──────── Input data
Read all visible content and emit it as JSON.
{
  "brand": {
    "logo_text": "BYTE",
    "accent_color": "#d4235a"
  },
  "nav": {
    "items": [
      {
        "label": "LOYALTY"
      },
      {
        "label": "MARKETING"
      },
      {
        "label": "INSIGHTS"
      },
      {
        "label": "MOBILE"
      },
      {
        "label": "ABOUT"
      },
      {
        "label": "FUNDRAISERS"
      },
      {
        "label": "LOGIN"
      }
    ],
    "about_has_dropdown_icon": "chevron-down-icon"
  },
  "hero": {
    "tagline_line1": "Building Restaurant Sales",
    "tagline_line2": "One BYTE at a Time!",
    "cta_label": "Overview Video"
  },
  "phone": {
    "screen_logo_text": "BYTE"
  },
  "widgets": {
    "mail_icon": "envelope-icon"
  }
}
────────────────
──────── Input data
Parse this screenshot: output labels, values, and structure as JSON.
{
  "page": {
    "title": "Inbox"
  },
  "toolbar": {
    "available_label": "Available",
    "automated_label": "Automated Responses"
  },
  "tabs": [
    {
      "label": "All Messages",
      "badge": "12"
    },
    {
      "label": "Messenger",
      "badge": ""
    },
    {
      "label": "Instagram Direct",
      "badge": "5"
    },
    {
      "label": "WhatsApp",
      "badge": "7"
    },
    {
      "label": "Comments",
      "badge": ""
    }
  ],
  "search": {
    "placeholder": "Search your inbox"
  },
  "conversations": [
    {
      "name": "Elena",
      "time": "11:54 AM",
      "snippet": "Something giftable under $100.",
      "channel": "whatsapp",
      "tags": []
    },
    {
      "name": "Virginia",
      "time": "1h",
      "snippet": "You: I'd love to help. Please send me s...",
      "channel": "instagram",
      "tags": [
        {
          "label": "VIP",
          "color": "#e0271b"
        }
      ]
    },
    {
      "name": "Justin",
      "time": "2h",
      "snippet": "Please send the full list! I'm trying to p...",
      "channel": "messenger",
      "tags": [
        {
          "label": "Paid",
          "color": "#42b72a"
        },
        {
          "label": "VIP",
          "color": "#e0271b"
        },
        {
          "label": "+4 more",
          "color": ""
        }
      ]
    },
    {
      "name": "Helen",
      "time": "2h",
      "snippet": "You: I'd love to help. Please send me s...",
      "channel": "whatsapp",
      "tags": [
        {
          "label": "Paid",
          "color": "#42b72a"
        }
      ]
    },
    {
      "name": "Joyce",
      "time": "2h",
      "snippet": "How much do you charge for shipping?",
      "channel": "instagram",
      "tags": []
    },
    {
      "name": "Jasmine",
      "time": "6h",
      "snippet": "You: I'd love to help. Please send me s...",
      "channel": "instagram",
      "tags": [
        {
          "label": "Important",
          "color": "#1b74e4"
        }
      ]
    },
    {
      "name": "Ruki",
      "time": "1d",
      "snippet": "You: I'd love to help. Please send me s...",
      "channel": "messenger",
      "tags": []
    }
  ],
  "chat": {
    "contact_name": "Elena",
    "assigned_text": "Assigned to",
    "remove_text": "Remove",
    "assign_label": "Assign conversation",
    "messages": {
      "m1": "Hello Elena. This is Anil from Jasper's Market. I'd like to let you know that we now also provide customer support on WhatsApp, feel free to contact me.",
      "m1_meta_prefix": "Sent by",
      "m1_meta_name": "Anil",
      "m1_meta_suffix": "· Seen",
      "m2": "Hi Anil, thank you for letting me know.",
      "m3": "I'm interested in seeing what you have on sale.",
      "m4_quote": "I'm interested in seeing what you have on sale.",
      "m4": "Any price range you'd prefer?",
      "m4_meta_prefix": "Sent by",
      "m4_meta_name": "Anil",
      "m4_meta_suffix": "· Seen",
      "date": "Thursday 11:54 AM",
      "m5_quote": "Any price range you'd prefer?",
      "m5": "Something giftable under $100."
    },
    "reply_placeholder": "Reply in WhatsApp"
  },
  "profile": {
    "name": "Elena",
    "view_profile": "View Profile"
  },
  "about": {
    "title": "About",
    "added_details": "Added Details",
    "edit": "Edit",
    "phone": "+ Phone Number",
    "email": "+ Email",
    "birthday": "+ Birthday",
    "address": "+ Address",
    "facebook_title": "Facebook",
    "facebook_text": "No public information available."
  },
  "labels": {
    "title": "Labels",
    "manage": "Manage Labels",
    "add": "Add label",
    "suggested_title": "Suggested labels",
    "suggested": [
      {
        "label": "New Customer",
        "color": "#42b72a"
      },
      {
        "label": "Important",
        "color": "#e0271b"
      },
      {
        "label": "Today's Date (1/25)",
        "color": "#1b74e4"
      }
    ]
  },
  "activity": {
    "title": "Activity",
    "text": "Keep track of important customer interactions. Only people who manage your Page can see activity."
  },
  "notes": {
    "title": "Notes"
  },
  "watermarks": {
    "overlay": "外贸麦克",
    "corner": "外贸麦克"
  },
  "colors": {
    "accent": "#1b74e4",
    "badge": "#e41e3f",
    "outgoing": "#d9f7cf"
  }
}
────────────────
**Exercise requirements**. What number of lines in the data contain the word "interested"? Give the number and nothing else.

**Result of this task**. 2